6. z/OS Software Pricing Strategies Class
We recently had the first run of our z/OS Software Pricing Strategies class in New York City. As it turned out, this international city was a very fitting location because we had students from as far afield as Australia, South Africa, and even New Jersey. It was a 2-day class, but Cheryl and I, being the perpetual over-achievers, had enough material to last at least 3 days. Nevertheless, the feedback was very positive, and we thoroughly enjoyed the discussions and interaction with all the class members. And we were delighted to see this comment from one of our students “From the two day class I have at least 6 great follow up actions. One has already yielded financial gain.”
7. Class in Germany
Based on our experience with that class, we are currently hoping to run the class in Europe in October, probably somewhere in Germany. We also have a variation on this class that includes an on-site review of your technical and software licensing configuration in addition to the (now) 3-day class. We know that many of you have limited or non-existent travel budgets, so we are happy to do the traveling instead. If you would like to participate in a future class or are interested in bringing Cheryl and me to your site, please send us an email at email@example.com. Prospective customers from Hawaii and Monte Carlo will naturally be given first preference. J
While we’re in Germany in October, we’d also like to explore the possibility of running our one-day SYS1.PARMLIB class and our 3-day Exploiting z/OS classes. Please see the class descriptions at www.watsonwalker.com/education.html, and let us know if you’d be interested in any of the classes we offer. We aren’t asking for a commitment to attend, but we’d like to get an idea whether there is enough interest to give the class.
8. zUniversity in Dublin, May 18-22
This year’s European IBM System z Technical University will be held in Dublin, Ireland, on May 18-22. Dublin. System z. In May. What more can I say? I am very fortunate that I will be there and will be presenting the following three sessions:
Wed. 09:00 zMB2445 MWP (Mobile Workload Pricing) In The Real World
Thurs. 09:00 zBA2444 Multi-site sysplex considerations
Fri. 09:00 zSM2188 Dynamic LPAR Capping – Controlling Software Costs
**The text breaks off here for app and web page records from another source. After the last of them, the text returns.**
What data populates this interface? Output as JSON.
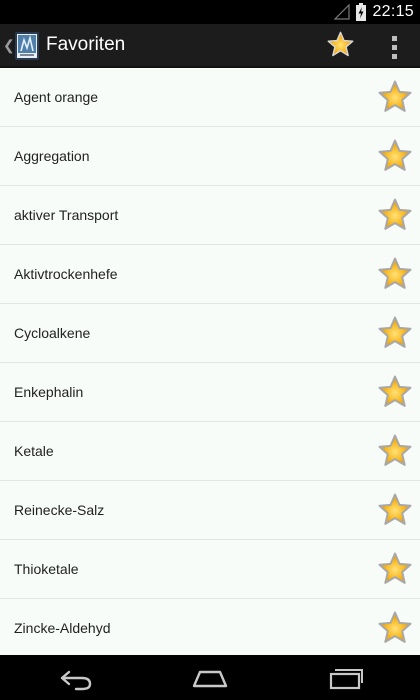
{
  "status_bar": {
    "time": "22:15"
  },
  "action_bar": {
    "title": "Favoriten"
  },
  "favorites": [
    {
      "label": "Agent orange"
    },
    {
      "label": "Aggregation"
    },
    {
      "label": "aktiver Transport"
    },
    {
      "label": "Aktivtrockenhefe"
    },
    {
      "label": "Cycloalkene"
    },
    {
      "label": "Enkephalin"
    },
    {
      "label": "Ketale"
    },
    {
      "label": "Reinecke-Salz"
    },
    {
      "label": "Thioketale"
    },
    {
      "label": "Zincke-Aldehyd"
    }
  ],
  "icons": {
    "favorite_star": "star-icon",
    "back": "back-icon",
    "home": "home-icon",
    "recents": "recents-icon",
    "overflow": "overflow-menu-icon",
    "signal": "signal-icon",
    "battery": "battery-icon"
  },
  "colors": {
    "star_fill": "#f7b21a",
    "star_outline": "#a8a8a8",
    "list_background": "#f8fcf8",
    "action_bar": "#1c1c1c"
  }
}
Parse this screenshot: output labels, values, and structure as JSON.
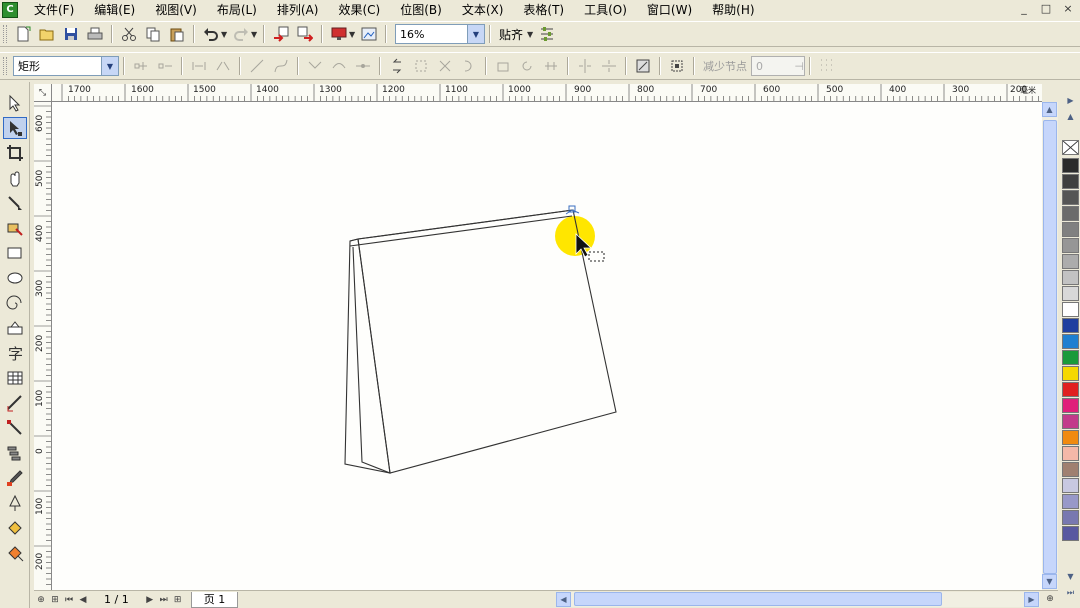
{
  "app": {
    "icon_text": "C"
  },
  "menu": [
    "文件(F)",
    "编辑(E)",
    "视图(V)",
    "布局(L)",
    "排列(A)",
    "效果(C)",
    "位图(B)",
    "文本(X)",
    "表格(T)",
    "工具(O)",
    "窗口(W)",
    "帮助(H)"
  ],
  "window_controls": [
    "_",
    "□",
    "×"
  ],
  "std_toolbar": {
    "icons": [
      "new-icon",
      "open-icon",
      "save-icon",
      "print-icon",
      "cut-icon",
      "copy-icon",
      "paste-icon",
      "undo-icon",
      "redo-icon",
      "import-icon",
      "export-icon",
      "publish-icon",
      "welcome-icon"
    ],
    "zoom_value": "16%",
    "snap_label": "贴齐"
  },
  "prop_toolbar": {
    "shape_value": "矩形",
    "reduce_nodes_label": "减少节点",
    "reduce_nodes_value": "0"
  },
  "rulers": {
    "unit": "毫米",
    "horizontal_labels": [
      "1700",
      "1600",
      "1500",
      "1400",
      "1300",
      "1200",
      "1100",
      "1000",
      "900",
      "800",
      "700",
      "600",
      "500",
      "400",
      "300",
      "200"
    ],
    "vertical_labels": [
      "600",
      "500",
      "400",
      "300",
      "200",
      "100",
      "0",
      "100",
      "200"
    ]
  },
  "status": {
    "page_count": "1 / 1",
    "page_tab": "页 1"
  },
  "palette": {
    "colors": [
      "#2b2b2b",
      "#3f3f3f",
      "#555555",
      "#6b6b6b",
      "#808080",
      "#969696",
      "#acacac",
      "#c2c2c2",
      "#d8d8d8",
      "#ffffff",
      "#1f3f9f",
      "#1e7fd0",
      "#1a9a3a",
      "#f5d800",
      "#e02020",
      "#e0207a",
      "#c23b8a",
      "#f08a10",
      "#f4b8a8",
      "#a08070",
      "#c8c8e0",
      "#9898c8",
      "#7878b0",
      "#5858a0"
    ]
  },
  "colors": {
    "highlight": "#ffe600",
    "outline": "#333333"
  }
}
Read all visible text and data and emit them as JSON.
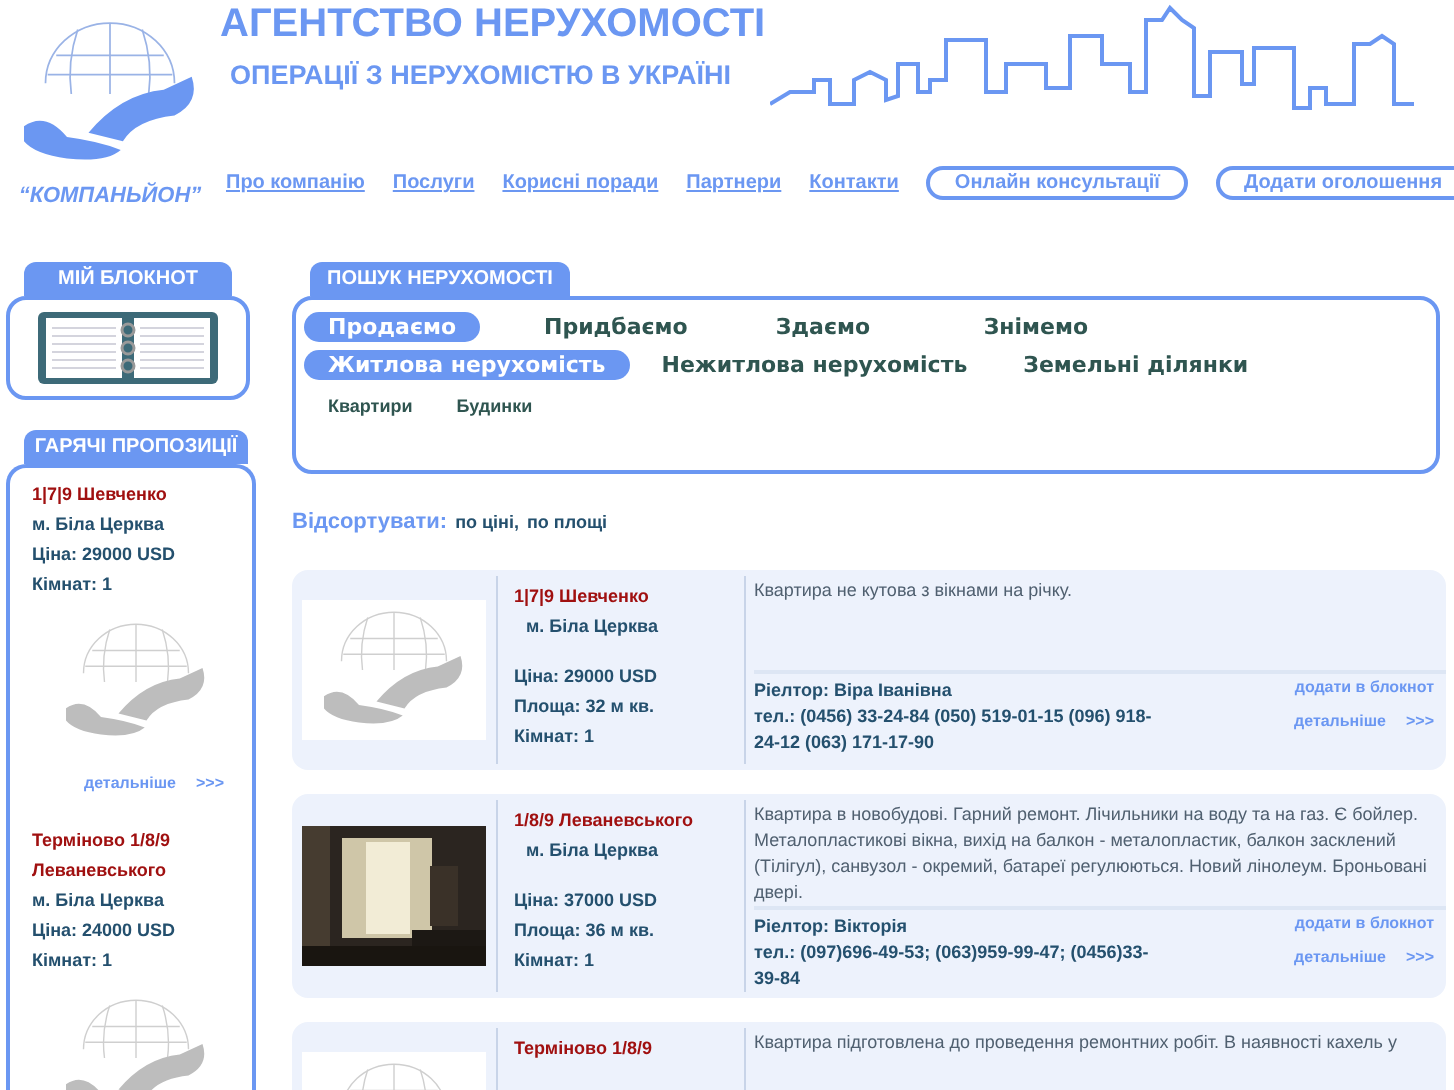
{
  "header": {
    "logo_text": "“КОМПАНЬЙОН”",
    "title": "АГЕНТСТВО НЕРУХОМОСТІ",
    "subtitle": "ОПЕРАЦІЇ З НЕРУХОМІСТЮ В УКРАЇНІ",
    "nav": [
      "Про компанію",
      "Послуги",
      "Корисні поради",
      "Партнери",
      "Контакти"
    ],
    "buttons": [
      "Онлайн консультації",
      "Додати оголошення"
    ]
  },
  "notebook": {
    "title": "МІЙ БЛОКНОТ"
  },
  "hot": {
    "title": "ГАРЯЧІ ПРОПОЗИЦІЇ",
    "items": [
      {
        "title": "1|7|9 Шевченко",
        "city": "м. Біла Церква",
        "price": "Ціна: 29000 USD",
        "rooms": "Кімнат: 1",
        "kind": "placeholder",
        "more": "детальніше",
        "arrows": ">>>"
      },
      {
        "title": "Терміново 1/8/9 Леваневського",
        "city": "м. Біла Церква",
        "price": "Ціна: 24000 USD",
        "rooms": "Кімнат: 1",
        "kind": "placeholder"
      }
    ]
  },
  "search": {
    "title": "ПОШУК НЕРУХОМОСТІ",
    "deals": [
      {
        "label": "Продаємо",
        "selected": true
      },
      {
        "label": "Придбаємо",
        "selected": false
      },
      {
        "label": "Здаємо",
        "selected": false
      },
      {
        "label": "Знімемо",
        "selected": false
      }
    ],
    "types": [
      {
        "label": "Житлова нерухомість",
        "selected": true
      },
      {
        "label": "Нежитлова нерухомість",
        "selected": false
      },
      {
        "label": "Земельні ділянки",
        "selected": false
      }
    ],
    "subtypes": [
      "Квартири",
      "Будинки"
    ]
  },
  "sort": {
    "label": "Відсортувати:",
    "options": [
      "по ціні,",
      "по площі"
    ]
  },
  "listings": [
    {
      "kind": "placeholder",
      "title": "1|7|9 Шевченко",
      "city": "м. Біла Церква",
      "price": "Ціна: 29000 USD",
      "area": "Площа: 32 м кв.",
      "rooms": "Кімнат: 1",
      "description": "Квартира не кутова з вікнами на річку.",
      "realtor": "Ріелтор: Віра Іванівна",
      "phone": "тел.: (0456) 33-24-84 (050) 519-01-15 (096) 918-24-12 (063) 171-17-90",
      "notebook_link": "додати в блокнот",
      "more": "детальніше",
      "arrows": ">>>"
    },
    {
      "title": "1/8/9 Леваневського",
      "city": "м. Біла Церква",
      "price": "Ціна: 37000 USD",
      "area": "Площа: 36 м кв.",
      "rooms": "Кімнат: 1",
      "description": "Квартира в новобудові. Гарний ремонт. Лічильники на воду та на газ. Є бойлер. Металопластикові вікна, вихід на балкон - металопластик, балкон засклений (Тілігул), санвузол - окремий, батареї регулюються. Новий лінолеум. Броньовані двері.",
      "realtor": "Ріелтор: Вікторія",
      "phone": "тел.: (097)696-49-53; (063)959-99-47; (0456)33-39-84",
      "notebook_link": "додати в блокнот",
      "more": "детальніше",
      "arrows": ">>>"
    },
    {
      "kind": "placeholder",
      "title": "Терміново 1/8/9",
      "description": "Квартира підготовлена до проведення ремонтних робіт. В наявності кахель у"
    }
  ]
}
304.ibm.com/services/learning/ites.wss/zz/en?pageType=page&c=Q549350A81365Q2 1 – I think you will find that it really is a smorgasbord of information about System z. I hope that I will see you there, and that you will enjoy both Dublin and the conference itself. Please drop by one of my sessions to say hello.
That’s all for this Cheryl’s List. Don’t forget that we love to hear from our readers, so if you have any interesting (or harrowing!) experiences, or any good Irish jokes, please let us know. You can contact us on firstname.lastname@example.org.